Caleb McCarry, Bush’s top adviser for Cuba, said recently that the additional $80 million will help “empower and support Cubans as they lead the way toward a democratic transition in their country.”
Asked why the U.S. is expanding a scholarship program for Cubans that has been paralyzed, McCarry responded, “This is a serious offer to support young Cubans, economically disadvantaged Cubans.”
But Jorge Olivera, a dissident journalist in Havana, said it is “impossible to think that they can implement this program. It’s an illusion.”
Because of Castro’s opposition, USAID and the National Endowment for Democracy, a non-profit funded primarily by the U.S. Congress, have no presence on the island and channel taxpayer money primarily through U.S.-based groups.
USAID officials say their policy prohibits the agency and its grant recipients from sending cash to individuals or groups on the island, though the National Endowment for Democracy has provided money to dissidents through non-profits.

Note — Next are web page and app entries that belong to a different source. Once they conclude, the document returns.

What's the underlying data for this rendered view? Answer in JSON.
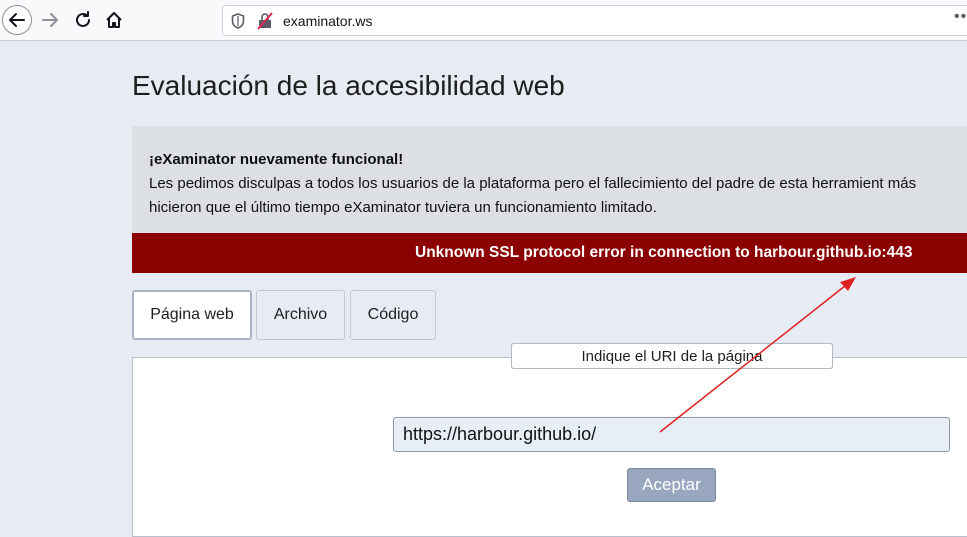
{
  "browser": {
    "url": "examinator.ws",
    "back_icon": "arrow-left-icon",
    "forward_icon": "arrow-right-icon",
    "reload_icon": "reload-icon",
    "home_icon": "home-icon",
    "more_label": "••"
  },
  "page": {
    "title": "Evaluación de la accesibilidad web"
  },
  "notice": {
    "title": "¡eXaminator nuevamente funcional!",
    "line1": "Les pedimos disculpas a todos los usuarios de la plataforma pero el fallecimiento del padre de esta herramient más",
    "line2": "hicieron que el último tiempo eXaminator tuviera un funcionamiento limitado."
  },
  "error": {
    "message": "Unknown SSL protocol error in connection to harbour.github.io:443",
    "color": "#8b0000"
  },
  "tabs": [
    {
      "label": "Página web",
      "active": true
    },
    {
      "label": "Archivo",
      "active": false
    },
    {
      "label": "Código",
      "active": false
    }
  ],
  "form": {
    "legend": "Indique el URI de la página",
    "uri_value": "https://harbour.github.io/",
    "submit_label": "Aceptar"
  },
  "annotation": {
    "color": "#e02020"
  }
}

Much of the U.S. assistance goes to Cuban-American organizations in South Florida. There, food, clothing, medicine, shortwave radios, digital cameras and other items are stockpiled, packed into duffel bags and carried by volunteers or professional smugglers into Cuba for distribution.

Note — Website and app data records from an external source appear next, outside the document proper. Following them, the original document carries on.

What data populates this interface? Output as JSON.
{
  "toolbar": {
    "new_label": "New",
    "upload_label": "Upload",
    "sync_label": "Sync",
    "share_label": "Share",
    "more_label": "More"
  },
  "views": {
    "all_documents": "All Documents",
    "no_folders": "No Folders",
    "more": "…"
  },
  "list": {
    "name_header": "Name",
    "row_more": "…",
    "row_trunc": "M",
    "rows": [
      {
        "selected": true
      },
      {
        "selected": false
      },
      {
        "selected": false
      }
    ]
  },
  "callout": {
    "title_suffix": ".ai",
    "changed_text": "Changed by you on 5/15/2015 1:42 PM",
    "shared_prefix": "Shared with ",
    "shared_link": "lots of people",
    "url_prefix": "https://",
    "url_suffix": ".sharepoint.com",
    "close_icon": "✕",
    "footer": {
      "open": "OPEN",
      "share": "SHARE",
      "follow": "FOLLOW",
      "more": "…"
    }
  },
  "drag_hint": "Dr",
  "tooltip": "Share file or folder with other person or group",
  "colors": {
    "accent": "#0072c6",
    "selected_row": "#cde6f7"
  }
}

The overhead costs of such an operation can be high.
One non-profit funded by USAID, Accion Democratica Cubana, spent only $88,059 on humanitarian aid out of $366,758 in total expenses, according to its 2004 tax report.
Juan Carlos Acosta, the group’s executive director, attributed the high overhead to the price of telephone calls to Cuba, which can cost up to $1.20 a minute but are the best way to communicate with Cuban opposition leaders.
He said the group also is hiring more professional smugglers because tightened travel restrictions put in place by the Bush administration mean there are fewer volunteers traveling to Cuba. Acosta spent about $120,000 on smugglers and other shipping costs in 2004, records show.
While Cuban authorities intercept some of the aid, most items slip through and end up in the hands of people such as Laura Pollan, wife of imprisoned activist Hector Maseda.
Pollan said one U.S.-backed group, Plantados, provides $50 a month to the families of political prisoners. The money enables Pollan to supplement her husband’s meager prison diet with milk, cheese and coffee.
Another U.S.-backed non-profit, Grupo de Apoyo a la Democracia, or GAD, provides imprisoned activists sandals, mosquito netting, soap and vitamins as well as food and other items.
GAD even sent Pollan’s husband a new set of bifocals when his glasses broke 18 months ago.
“Without this help we’d have a lot of problems,” said Pollan, 58. “I don’t work. Imagine it. Life would be extremely difficult.”
For his part, Roca has received a laptop computer from GAD. Acosta supplied him a scanner and printer, along with medicine for an enlarged prostate gland and other aliments.
But while Roca expressed gratitude, he said that not enough assistance has reached the island to strengthen the opposition movement, which still is reeling from Cuban authorities’ decision to imprison 75 activists in 2003.
Roca said USAID should eliminate its prohibition on sending cash to the Cuban opposition to ensure that more aid reaches the island rather than being gobbled up by U.S.-based groups.
Others suggest the U.S. should cut back on the millions of tax dollars spent on academic studies and conferences in Miami and elsewhere and instead improve the delivery of humanitarian supplies.
“We need more food and medicine,” Olivera said. “We are being suffocated.”